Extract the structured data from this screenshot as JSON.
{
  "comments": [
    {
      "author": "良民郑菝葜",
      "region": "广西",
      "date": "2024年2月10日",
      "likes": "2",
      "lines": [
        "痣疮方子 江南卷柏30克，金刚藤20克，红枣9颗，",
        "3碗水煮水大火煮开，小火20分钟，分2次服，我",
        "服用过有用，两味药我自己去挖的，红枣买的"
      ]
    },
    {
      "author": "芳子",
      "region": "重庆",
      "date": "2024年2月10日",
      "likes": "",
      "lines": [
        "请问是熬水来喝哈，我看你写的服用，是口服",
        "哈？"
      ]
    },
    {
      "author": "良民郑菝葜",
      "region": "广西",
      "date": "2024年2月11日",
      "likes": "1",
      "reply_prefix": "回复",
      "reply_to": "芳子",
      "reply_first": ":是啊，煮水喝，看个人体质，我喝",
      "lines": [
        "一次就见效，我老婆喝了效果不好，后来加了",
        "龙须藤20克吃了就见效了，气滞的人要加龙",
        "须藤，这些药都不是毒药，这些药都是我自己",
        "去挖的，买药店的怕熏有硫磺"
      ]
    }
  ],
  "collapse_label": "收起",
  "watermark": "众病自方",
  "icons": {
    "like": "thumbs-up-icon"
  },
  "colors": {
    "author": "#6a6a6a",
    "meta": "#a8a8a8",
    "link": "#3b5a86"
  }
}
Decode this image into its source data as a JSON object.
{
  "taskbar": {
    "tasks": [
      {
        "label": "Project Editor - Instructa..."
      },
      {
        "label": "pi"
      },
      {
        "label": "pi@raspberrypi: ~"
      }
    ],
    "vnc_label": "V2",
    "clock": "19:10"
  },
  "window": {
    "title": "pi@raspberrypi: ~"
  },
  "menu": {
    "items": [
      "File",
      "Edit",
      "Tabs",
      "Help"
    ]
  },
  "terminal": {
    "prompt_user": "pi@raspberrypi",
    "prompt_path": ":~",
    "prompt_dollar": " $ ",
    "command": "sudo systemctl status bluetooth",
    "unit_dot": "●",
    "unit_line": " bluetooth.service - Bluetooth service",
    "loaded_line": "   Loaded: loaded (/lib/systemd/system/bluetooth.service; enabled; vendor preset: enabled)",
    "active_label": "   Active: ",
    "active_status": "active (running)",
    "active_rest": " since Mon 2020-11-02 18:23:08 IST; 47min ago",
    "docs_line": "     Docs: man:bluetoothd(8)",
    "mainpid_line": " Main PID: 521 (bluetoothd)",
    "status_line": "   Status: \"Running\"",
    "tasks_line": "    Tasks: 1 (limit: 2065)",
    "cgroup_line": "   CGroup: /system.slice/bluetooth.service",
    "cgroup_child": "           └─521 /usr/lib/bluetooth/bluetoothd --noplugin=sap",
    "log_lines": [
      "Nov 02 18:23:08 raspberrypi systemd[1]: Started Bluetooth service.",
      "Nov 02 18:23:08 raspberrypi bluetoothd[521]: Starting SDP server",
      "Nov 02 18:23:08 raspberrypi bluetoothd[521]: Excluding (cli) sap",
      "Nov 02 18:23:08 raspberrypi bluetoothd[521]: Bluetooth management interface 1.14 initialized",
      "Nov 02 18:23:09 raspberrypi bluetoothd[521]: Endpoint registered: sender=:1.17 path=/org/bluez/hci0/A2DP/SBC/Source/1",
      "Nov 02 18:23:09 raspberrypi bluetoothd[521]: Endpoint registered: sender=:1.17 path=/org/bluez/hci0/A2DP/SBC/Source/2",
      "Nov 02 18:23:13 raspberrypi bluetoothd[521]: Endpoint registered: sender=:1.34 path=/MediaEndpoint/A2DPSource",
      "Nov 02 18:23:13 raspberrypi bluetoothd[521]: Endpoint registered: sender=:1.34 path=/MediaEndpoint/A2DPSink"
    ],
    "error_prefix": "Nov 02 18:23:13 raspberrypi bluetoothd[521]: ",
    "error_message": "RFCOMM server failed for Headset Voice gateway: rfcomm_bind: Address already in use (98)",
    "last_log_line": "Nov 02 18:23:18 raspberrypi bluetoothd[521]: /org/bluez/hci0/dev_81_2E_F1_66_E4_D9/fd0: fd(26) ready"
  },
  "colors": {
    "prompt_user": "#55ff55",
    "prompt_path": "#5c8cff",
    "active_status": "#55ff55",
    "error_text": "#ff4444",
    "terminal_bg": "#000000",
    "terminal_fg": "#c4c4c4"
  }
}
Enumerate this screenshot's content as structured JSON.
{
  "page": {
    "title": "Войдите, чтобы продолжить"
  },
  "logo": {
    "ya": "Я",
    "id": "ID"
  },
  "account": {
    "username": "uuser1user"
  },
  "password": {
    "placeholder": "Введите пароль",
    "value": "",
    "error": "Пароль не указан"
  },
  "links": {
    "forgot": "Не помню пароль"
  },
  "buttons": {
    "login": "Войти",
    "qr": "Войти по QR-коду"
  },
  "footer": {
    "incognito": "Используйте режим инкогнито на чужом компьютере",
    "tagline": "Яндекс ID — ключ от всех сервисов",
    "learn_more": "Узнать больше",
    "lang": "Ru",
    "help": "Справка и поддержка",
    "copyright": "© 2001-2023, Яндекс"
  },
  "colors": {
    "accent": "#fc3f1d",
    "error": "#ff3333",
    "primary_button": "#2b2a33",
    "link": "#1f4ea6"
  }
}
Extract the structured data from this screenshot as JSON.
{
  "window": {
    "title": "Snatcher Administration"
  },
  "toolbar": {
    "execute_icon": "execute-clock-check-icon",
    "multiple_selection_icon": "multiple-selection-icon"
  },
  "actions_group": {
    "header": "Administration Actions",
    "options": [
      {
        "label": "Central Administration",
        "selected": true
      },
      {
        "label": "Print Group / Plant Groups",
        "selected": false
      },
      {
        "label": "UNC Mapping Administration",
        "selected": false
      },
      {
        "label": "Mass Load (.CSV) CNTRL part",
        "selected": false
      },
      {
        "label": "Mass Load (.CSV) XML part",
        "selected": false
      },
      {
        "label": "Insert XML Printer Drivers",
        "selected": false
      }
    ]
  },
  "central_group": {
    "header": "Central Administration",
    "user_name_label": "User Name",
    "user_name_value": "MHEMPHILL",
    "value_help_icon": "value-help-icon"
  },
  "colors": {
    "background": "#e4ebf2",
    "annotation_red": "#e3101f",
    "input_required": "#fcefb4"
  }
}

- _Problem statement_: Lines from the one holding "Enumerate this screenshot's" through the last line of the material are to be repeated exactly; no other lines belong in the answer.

- _Response to the task_:
Enumerate this screenshot's content as structured JSON.
{
  "page": {
    "title": "Войдите, чтобы продолжить"
  },
  "logo": {
    "ya": "Я",
    "id": "ID"
  },
  "account": {
    "username": "uuser1user"
  },
  "password": {
    "placeholder": "Введите пароль",
    "value": "",
    "error": "Пароль не указан"
  },
  "links": {
    "forgot": "Не помню пароль"
  },
  "buttons": {
    "login": "Войти",
    "qr": "Войти по QR-коду"
  },
  "footer": {
    "incognito": "Используйте режим инкогнито на чужом компьютере",
    "tagline": "Яндекс ID — ключ от всех сервисов",
    "learn_more": "Узнать больше",
    "lang": "Ru",
    "help": "Справка и поддержка",
    "copyright": "© 2001-2023, Яндекс"
  },
  "colors": {
    "accent": "#fc3f1d",
    "error": "#ff3333",
    "primary_button": "#2b2a33",
    "link": "#1f4ea6"
  }
}
Extract the structured data from this screenshot as JSON.
{
  "window": {
    "title": "Snatcher Administration"
  },
  "toolbar": {
    "execute_icon": "execute-clock-check-icon",
    "multiple_selection_icon": "multiple-selection-icon"
  },
  "actions_group": {
    "header": "Administration Actions",
    "options": [
      {
        "label": "Central Administration",
        "selected": true
      },
      {
        "label": "Print Group / Plant Groups",
        "selected": false
      },
      {
        "label": "UNC Mapping Administration",
        "selected": false
      },
      {
        "label": "Mass Load (.CSV) CNTRL part",
        "selected": false
      },
      {
        "label": "Mass Load (.CSV) XML part",
        "selected": false
      },
      {
        "label": "Insert XML Printer Drivers",
        "selected": false
      }
    ]
  },
  "central_group": {
    "header": "Central Administration",
    "user_name_label": "User Name",
    "user_name_value": "MHEMPHILL",
    "value_help_icon": "value-help-icon"
  },
  "colors": {
    "background": "#e4ebf2",
    "annotation_red": "#e3101f",
    "input_required": "#fcefb4"
  }
}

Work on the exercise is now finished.